A lady from Maragondon.

Month: March, 2017



UP Writers Club expresses its disappointment with the recently approved motion to change the current General Education (GE) Program.

As students and writers of the University of the Philippines Diliman, Writers Club actively seeks to represent and develop voices and discourses and to explore various manifestations of writing that are possible within our country, a goal that the GE reform impedes in various ways.

As writers and critics, we stand by the belief that this GE reform discourages the development of critical thinking honed through the holistic, humanistic education that this exact program provides. It is the systematic inhibition of creative and critical faculties that we are staunchly against, for the times demand more inclusive and comprehensive ways of thinking. Rather than cutting down on educational resources, which favors specific privileged sectors at the expense of historically marginalized groups, supporting an interdisciplinary mode of study that will allow for more radical, innovative ways of confronting the issues we face in society.

The decision to reduce the number of required GE units from 45 to 21 highlights a fundamental shortsightedness in the current approach to education in the University: the gap between various academic fields that are meant to work together and the public that they are meant to serve continues to grow further. As students, we believe the move to streamline and specialize certain programs to be symptomatic of an exploitative paradigm that reduces graduates to labor commodities for the global market, ignoring their need for development that is grounded in sound principles by which to engage with the world outside the University campus.

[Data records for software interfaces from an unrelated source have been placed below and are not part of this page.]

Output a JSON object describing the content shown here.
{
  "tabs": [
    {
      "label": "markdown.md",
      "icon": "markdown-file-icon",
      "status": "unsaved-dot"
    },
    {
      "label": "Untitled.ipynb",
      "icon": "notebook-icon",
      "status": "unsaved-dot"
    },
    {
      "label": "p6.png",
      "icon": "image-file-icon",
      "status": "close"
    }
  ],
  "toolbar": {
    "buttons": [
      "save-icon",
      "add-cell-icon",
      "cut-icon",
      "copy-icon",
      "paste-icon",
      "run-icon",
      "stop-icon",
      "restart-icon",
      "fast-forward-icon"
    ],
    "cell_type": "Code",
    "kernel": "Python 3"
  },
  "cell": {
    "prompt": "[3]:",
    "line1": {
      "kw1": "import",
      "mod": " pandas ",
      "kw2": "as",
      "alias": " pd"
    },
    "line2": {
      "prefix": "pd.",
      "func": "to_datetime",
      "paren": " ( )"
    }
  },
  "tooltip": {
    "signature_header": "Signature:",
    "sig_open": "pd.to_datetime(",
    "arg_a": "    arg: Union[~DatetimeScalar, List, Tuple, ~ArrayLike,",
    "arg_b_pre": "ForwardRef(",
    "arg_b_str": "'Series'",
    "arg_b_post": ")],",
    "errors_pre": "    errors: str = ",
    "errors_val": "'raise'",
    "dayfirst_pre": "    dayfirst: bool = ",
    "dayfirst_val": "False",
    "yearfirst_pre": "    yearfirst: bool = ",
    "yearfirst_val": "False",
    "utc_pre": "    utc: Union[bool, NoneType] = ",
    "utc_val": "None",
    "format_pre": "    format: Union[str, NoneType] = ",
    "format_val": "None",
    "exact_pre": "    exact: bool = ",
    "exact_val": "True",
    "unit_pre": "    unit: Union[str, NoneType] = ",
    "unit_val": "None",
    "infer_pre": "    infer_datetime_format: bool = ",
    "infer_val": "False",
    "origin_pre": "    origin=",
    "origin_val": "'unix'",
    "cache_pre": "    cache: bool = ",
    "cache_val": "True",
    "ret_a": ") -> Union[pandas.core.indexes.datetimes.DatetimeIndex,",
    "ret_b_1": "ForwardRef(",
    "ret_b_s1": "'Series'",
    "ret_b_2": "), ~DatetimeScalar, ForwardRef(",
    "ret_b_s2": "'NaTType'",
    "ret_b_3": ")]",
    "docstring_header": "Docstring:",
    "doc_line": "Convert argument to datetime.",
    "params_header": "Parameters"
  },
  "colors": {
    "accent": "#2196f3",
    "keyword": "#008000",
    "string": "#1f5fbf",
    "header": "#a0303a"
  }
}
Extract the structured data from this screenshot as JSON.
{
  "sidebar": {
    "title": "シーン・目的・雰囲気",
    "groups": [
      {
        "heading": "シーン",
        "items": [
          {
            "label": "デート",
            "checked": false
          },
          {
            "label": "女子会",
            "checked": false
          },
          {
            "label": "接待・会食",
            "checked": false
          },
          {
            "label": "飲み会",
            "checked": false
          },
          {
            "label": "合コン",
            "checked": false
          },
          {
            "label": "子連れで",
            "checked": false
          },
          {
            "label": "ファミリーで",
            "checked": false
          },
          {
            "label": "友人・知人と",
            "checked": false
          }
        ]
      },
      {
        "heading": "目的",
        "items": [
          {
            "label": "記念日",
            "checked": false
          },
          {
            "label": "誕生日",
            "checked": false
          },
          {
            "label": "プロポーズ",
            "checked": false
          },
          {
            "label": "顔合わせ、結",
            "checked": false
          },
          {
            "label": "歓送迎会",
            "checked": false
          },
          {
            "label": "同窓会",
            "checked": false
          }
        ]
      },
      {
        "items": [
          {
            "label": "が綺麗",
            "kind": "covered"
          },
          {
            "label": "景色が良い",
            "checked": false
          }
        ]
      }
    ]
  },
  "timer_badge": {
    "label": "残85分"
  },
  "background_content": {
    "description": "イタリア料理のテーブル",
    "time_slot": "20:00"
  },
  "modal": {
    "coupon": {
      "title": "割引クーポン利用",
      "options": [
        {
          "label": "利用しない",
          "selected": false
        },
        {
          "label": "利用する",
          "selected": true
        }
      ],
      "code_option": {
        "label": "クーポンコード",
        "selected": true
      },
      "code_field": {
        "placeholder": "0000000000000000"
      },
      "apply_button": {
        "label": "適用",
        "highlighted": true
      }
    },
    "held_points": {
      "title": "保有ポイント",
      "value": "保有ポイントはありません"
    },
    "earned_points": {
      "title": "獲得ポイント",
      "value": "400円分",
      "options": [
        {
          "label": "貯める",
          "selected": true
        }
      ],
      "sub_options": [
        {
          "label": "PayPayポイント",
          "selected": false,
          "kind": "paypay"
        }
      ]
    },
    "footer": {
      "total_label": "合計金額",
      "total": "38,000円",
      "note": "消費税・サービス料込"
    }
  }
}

UP Writers Club calls on all UP sectors to resist and voice out their concerns. We urge everyone to participate in the mobilizations in the coming days and work together to block the reduction of GE units. The proposed GE reform spits in the face of our ideals as UP students and threatens to overturn the tradition of honor and excellence that we take pride in.

A list of good things

I live every day struggling with Bipolar I that sometimes I have to remind myself of good things that had happened to me in the past year and things that will happen.

Last January 2016, my short story, “The Manananggal of Mayabo”, got accepted for publication. It was at a point in my life where I thought I was not good enough. Two nights ago, the anthology that accepted my aforementioned short story, Danas, was finally launched. It felt spectacular to see my name on print.


Grabbed from Rae Rival-Cosico’s FB


For this month of March 2017, my good friend Rogelio Braga published his novel, Ang Lihim ng Nakasimangot na Maskara, for which I illustrated. I also have a forthcoming short story, “Para Mi Papá”, for my organization’s semi-annual folio, The Literary Apprentice 2017.

International Conference
Last October 2016, I presented my paper, “Teenage Dream: Fantasy as a Tool for Writing Diversity in Literature for Young Adults”, at the 4th Literary Studies Conference at Universitas Sanata Dharma. For the first time, I traveled outside of Region IV, and outside the country, without parental supervision. My sister and I spent two nights at Jakarta and two nights at Jogja.


At the hotel; grabbed from my sister’s FB


Grabbed from Ai Concepcion’s FB

I remember my knees almost buckling under my nervousness on the morning before my scheduled parallel session. I went through it and managed to fit my presentation at exactly twenty minutes.

It was amazing to see a foreign place that is so familiar. Snippets of conversation sounded like Tagalog if I weren’t paying attention. If communication is particularly hard in English, we would shift to mentioning Tagalog words, as my sister did when she had been looking for t-shirt souvenirs for kids, by saying, “anak-anak.”

I was a fellow for fiction for the 1st IWPA Writers Workshop by De La Salle University last April 2016 and met good writers. It was fascinating to see how workshop was conducted by people outside my organization and my university. While “Para Mi Papá” had gone through at least three workshops from my organization, this workshop helped me revise the troublesome ending.


Grabbed from Bienvenido N. Santos’s FB

I was also accepted to be a fellow for the 1st Amelia Lapeña-Bonifacio Basic Writers Workshop. Unfortunately, I had to decline, because it coincided with my conference to Indonesia, but it was nice to know I got accepted nonetheless.

UP Writers Club
A lot of my accomplishments above would not have been possible without the help and support of my organization. I improved as a person and as a writer because of the people I was surrounded with. So last year, despite my initial hesitation, I became the president for A.Y. 2016-2017.

With the other wonderful members of the executive board, we managed to celebrate our 90th anniversary, which had a staging of plays by May Cardoso (Ekphrasis), a museum exhibit on our history with Roland Maliwat as coordinator (Kwentong Katha), a soft launch of our folio, contests, etc. Very challenging, as we never did much events before, but my VPs, secretary, treasurer, and committee heads worked hard.


Ekphrasis, “Giting at Tapang”; grabbed from Anthony Kim’s FB


Ekphrasis, “Leo and Galatea”; grabbed from Anthony Kim’s FB


Kwentong Katha; grabbed from Anthony Kim’s FB


Kwentong Katha; grabbed from Anthony Kim’s FB